### Website and app data records:

────

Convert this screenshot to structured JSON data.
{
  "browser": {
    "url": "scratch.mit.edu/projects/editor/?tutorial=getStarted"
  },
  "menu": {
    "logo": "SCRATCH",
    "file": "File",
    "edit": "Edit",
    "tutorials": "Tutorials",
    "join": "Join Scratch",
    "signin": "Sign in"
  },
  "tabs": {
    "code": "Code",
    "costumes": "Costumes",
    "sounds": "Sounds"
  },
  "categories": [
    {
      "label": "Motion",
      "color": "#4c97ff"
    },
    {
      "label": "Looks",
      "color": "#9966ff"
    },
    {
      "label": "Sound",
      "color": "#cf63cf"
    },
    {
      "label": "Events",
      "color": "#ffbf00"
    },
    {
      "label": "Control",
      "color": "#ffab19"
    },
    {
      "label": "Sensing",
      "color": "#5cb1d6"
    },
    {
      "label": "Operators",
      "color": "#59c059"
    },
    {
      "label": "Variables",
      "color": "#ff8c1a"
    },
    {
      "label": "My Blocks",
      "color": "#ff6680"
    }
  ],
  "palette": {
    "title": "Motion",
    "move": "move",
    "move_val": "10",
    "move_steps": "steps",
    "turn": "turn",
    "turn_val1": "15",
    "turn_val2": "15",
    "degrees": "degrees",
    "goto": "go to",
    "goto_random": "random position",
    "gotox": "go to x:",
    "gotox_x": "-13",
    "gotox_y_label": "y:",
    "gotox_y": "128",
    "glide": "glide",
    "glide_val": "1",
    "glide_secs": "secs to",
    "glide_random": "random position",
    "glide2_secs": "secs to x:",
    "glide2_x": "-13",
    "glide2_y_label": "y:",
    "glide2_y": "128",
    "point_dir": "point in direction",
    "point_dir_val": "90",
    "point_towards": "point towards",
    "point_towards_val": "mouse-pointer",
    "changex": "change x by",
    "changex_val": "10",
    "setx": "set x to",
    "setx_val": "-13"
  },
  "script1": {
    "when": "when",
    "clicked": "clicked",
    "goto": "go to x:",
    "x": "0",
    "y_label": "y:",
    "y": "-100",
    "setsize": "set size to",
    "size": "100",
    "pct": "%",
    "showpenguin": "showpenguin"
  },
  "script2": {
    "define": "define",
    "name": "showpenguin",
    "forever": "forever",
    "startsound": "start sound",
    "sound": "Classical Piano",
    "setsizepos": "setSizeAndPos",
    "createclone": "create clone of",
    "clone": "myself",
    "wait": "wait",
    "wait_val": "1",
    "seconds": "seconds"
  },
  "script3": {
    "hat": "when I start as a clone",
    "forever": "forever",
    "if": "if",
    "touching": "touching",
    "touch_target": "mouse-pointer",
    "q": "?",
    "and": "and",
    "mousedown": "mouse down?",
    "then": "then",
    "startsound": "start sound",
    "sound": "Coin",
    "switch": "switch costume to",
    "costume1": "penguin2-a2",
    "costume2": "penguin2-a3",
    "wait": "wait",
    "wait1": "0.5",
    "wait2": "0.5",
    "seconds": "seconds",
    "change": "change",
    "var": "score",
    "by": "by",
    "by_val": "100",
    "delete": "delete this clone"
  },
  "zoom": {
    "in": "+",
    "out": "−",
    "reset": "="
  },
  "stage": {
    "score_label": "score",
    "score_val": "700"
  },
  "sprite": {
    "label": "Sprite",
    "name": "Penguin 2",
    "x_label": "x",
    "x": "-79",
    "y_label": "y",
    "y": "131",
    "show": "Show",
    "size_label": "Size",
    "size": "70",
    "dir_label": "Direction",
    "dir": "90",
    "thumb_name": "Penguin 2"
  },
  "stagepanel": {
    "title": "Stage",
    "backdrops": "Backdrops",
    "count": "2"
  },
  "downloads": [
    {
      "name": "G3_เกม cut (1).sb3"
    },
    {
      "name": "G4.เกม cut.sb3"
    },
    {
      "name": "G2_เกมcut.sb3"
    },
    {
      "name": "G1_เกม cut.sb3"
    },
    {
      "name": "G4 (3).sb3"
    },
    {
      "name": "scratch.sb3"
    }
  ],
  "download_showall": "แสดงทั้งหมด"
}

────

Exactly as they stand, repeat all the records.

Convert this screenshot to structured JSON data.
{
  "browser": {
    "url": "scratch.mit.edu/projects/editor/?tutorial=getStarted"
  },
  "menu": {
    "logo": "SCRATCH",
    "file": "File",
    "edit": "Edit",
    "tutorials": "Tutorials",
    "join": "Join Scratch",
    "signin": "Sign in"
  },
  "tabs": {
    "code": "Code",
    "costumes": "Costumes",
    "sounds": "Sounds"
  },
  "categories": [
    {
      "label": "Motion",
      "color": "#4c97ff"
    },
    {
      "label": "Looks",
      "color": "#9966ff"
    },
    {
      "label": "Sound",
      "color": "#cf63cf"
    },
    {
      "label": "Events",
      "color": "#ffbf00"
    },
    {
      "label": "Control",
      "color": "#ffab19"
    },
    {
      "label": "Sensing",
      "color": "#5cb1d6"
    },
    {
      "label": "Operators",
      "color": "#59c059"
    },
    {
      "label": "Variables",
      "color": "#ff8c1a"
    },
    {
      "label": "My Blocks",
      "color": "#ff6680"
    }
  ],
  "palette": {
    "title": "Motion",
    "move": "move",
    "move_val": "10",
    "move_steps": "steps",
    "turn": "turn",
    "turn_val1": "15",
    "turn_val2": "15",
    "degrees": "degrees",
    "goto": "go to",
    "goto_random": "random position",
    "gotox": "go to x:",
    "gotox_x": "-13",
    "gotox_y_label": "y:",
    "gotox_y": "128",
    "glide": "glide",
    "glide_val": "1",
    "glide_secs": "secs to",
    "glide_random": "random position",
    "glide2_secs": "secs to x:",
    "glide2_x": "-13",
    "glide2_y_label": "y:",
    "glide2_y": "128",
    "point_dir": "point in direction",
    "point_dir_val": "90",
    "point_towards": "point towards",
    "point_towards_val": "mouse-pointer",
    "changex": "change x by",
    "changex_val": "10",
    "setx": "set x to",
    "setx_val": "-13"
  },
  "script1": {
    "when": "when",
    "clicked": "clicked",
    "goto": "go to x:",
    "x": "0",
    "y_label": "y:",
    "y": "-100",
    "setsize": "set size to",
    "size": "100",
    "pct": "%",
    "showpenguin": "showpenguin"
  },
  "script2": {
    "define": "define",
    "name": "showpenguin",
    "forever": "forever",
    "startsound": "start sound",
    "sound": "Classical Piano",
    "setsizepos": "setSizeAndPos",
    "createclone": "create clone of",
    "clone": "myself",
    "wait": "wait",
    "wait_val": "1",
    "seconds": "seconds"
  },
  "script3": {
    "hat": "when I start as a clone",
    "forever": "forever",
    "if": "if",
    "touching": "touching",
    "touch_target": "mouse-pointer",
    "q": "?",
    "and": "and",
    "mousedown": "mouse down?",
    "then": "then",
    "startsound": "start sound",
    "sound": "Coin",
    "switch": "switch costume to",
    "costume1": "penguin2-a2",
    "costume2": "penguin2-a3",
    "wait": "wait",
    "wait1": "0.5",
    "wait2": "0.5",
    "seconds": "seconds",
    "change": "change",
    "var": "score",
    "by": "by",
    "by_val": "100",
    "delete": "delete this clone"
  },
  "zoom": {
    "in": "+",
    "out": "−",
    "reset": "="
  },
  "stage": {
    "score_label": "score",
    "score_val": "700"
  },
  "sprite": {
    "label": "Sprite",
    "name": "Penguin 2",
    "x_label": "x",
    "x": "-79",
    "y_label": "y",
    "y": "131",
    "show": "Show",
    "size_label": "Size",
    "size": "70",
    "dir_label": "Direction",
    "dir": "90",
    "thumb_name": "Penguin 2"
  },
  "stagepanel": {
    "title": "Stage",
    "backdrops": "Backdrops",
    "count": "2"
  },
  "downloads": [
    {
      "name": "G3_เกม cut (1).sb3"
    },
    {
      "name": "G4.เกม cut.sb3"
    },
    {
      "name": "G2_เกมcut.sb3"
    },
    {
      "name": "G1_เกม cut.sb3"
    },
    {
      "name": "G4 (3).sb3"
    },
    {
      "name": "scratch.sb3"
    }
  ],
  "download_showall": "แสดงทั้งหมด"
}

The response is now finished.